*** Provided records Section Begins ***
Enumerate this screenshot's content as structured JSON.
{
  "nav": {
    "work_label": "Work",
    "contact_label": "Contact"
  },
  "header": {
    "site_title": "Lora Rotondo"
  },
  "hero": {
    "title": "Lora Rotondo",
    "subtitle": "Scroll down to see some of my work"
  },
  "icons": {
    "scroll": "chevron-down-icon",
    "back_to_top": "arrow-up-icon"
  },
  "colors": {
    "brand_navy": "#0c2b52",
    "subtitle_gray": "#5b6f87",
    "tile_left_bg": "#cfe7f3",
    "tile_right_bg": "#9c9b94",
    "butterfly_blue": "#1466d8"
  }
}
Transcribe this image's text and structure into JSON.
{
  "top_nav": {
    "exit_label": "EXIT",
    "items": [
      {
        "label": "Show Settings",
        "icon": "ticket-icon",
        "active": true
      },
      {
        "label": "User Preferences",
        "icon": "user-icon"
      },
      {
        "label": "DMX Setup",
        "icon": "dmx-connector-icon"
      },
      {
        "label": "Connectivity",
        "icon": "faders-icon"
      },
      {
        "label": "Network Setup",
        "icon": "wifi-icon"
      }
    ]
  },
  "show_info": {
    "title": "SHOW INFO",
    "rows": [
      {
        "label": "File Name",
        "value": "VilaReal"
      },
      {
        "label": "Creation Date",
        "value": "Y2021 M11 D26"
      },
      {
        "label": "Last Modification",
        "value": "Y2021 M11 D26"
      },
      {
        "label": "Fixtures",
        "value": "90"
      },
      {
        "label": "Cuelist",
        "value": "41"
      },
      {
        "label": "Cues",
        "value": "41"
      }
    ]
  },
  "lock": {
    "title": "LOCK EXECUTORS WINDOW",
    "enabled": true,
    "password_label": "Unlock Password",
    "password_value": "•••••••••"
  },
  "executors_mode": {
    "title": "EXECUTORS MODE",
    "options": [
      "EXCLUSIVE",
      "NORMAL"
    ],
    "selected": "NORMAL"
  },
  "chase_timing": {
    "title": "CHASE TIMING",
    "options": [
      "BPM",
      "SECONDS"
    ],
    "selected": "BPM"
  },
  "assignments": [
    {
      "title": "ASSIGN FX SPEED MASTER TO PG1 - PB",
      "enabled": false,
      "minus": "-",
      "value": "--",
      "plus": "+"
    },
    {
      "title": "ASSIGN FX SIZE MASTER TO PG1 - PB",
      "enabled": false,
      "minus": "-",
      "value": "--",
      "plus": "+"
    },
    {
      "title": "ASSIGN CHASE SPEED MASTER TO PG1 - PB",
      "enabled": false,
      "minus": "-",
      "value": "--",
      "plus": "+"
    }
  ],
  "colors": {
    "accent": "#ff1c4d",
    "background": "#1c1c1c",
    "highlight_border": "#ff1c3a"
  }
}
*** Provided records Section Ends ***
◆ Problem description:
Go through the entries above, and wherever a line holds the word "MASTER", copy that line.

◆ Your response:
      "title": "ASSIGN FX SPEED MASTER TO PG1 - PB",
      "title": "ASSIGN FX SIZE MASTER TO PG1 - PB",
      "title": "ASSIGN CHASE SPEED MASTER TO PG1 - PB",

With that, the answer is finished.